A few months ago, we gave a seminar on business blogging. Throughout the course of the presentation, we covered why companies should start business blogs, how to get started, how to create content, and how to maximize efficiency when marketing with content. We presented what we think are some great insights into launching a content marketing program, yet all of these insights are useless if new bloggers ignore the #1 key to content marketing sucess...
As blogger and marketing thought leader, Garrett Moon, puts it, "There's only 1 thing that matters to writing a great blog:"
- Consistency = Trust
- Consistency = Traffic
- Consistency = SEO
- Consistency = Perfect
- Consistency = Authority
- Consistency = Content
Get where I'm going with this? Consistency is everything.
Well, consistency and quality.
Experts in the content marketing space love to argue about whether quality or quantity are more important but the reality is that they're both critical.
In my mind, the consistency/quantity of posts is how you establish surface-level credibility and drive traffic, whereas the quality is how you demonstrate thought leadership and convert visitors into leads.
So how do you develop a plan with both quality and quantity (or consistency) in mind? Here are a few ideas:
1. Determine who can contribute content and with what medium
Once you know what topics your blog will cover, look around your company for folks with valuable thoughts to share. If you spread the responsibility of creating content around various teams, the burden becomes much less to bear.
Don't have a lot of great writers? It's okay - there are numerous other ways team members can contribute.
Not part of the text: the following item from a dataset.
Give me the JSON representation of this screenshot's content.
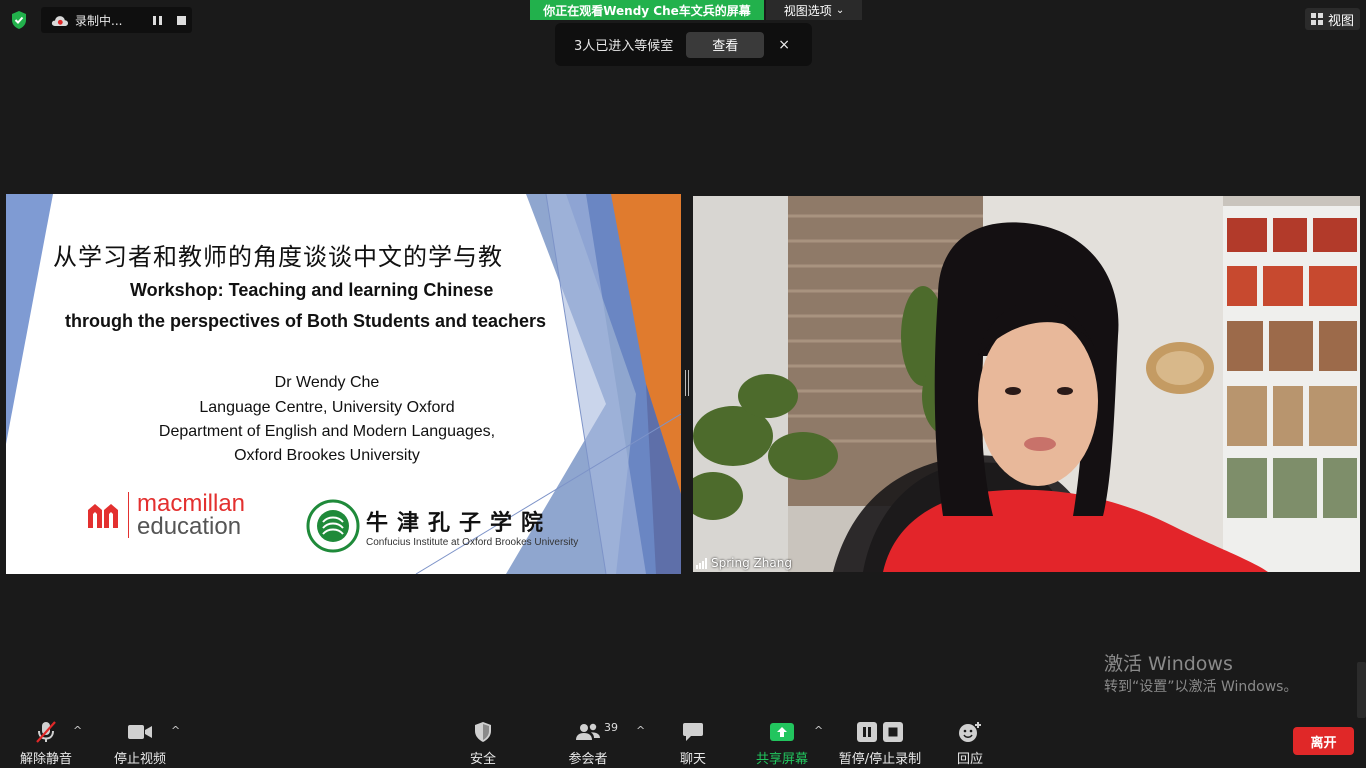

Consider the following:
- Interview key internal stakeholders and write up their thoughts on interesting topics
- Ask willing contributers to video themselves discussing topics of interest
- Ask any photographically-savvy team members to create a photo-journal
- If you have graphic designers on board, ask them to create relevant infographics
- Encourage team members to write 'listicles' rather than posts with traditional sentences and paragraphs
Spreading the work around not only simplifies your job, but also diversifies your blog, which will make it more appealing for readers.
2. Examine internal capacity
Time is always among the top concerns of marketers when implementing content plans. Before you commit to one, it's important to assess your company's capacity for content creation and to set reasonable goals when it comes to blog frequency.
The more often you can post, the better, but it's best to set smaller goals that are reachable and scale up rather than to set ambitious goals and fall short.
Determine who has the bandwidth to create content internally and decide how many weekly posts are feasible. Work toward posting however often that is and then scale up over time.
3. Examine external capacity
After looking at internal capacity, you may find you don't have the availability to post as often as you would like. Additionally, you may start posting once or twice a week and find you're not getting the results you want. In either of these situations, it's helpful to look for external resources such as guest bloggers or even freelance writing support. Some companies use writing services such as WriterAccess to find industry-specific writers to fill gaps in their editorial calendar and keep content publication consistent when lacking internal bandwidth.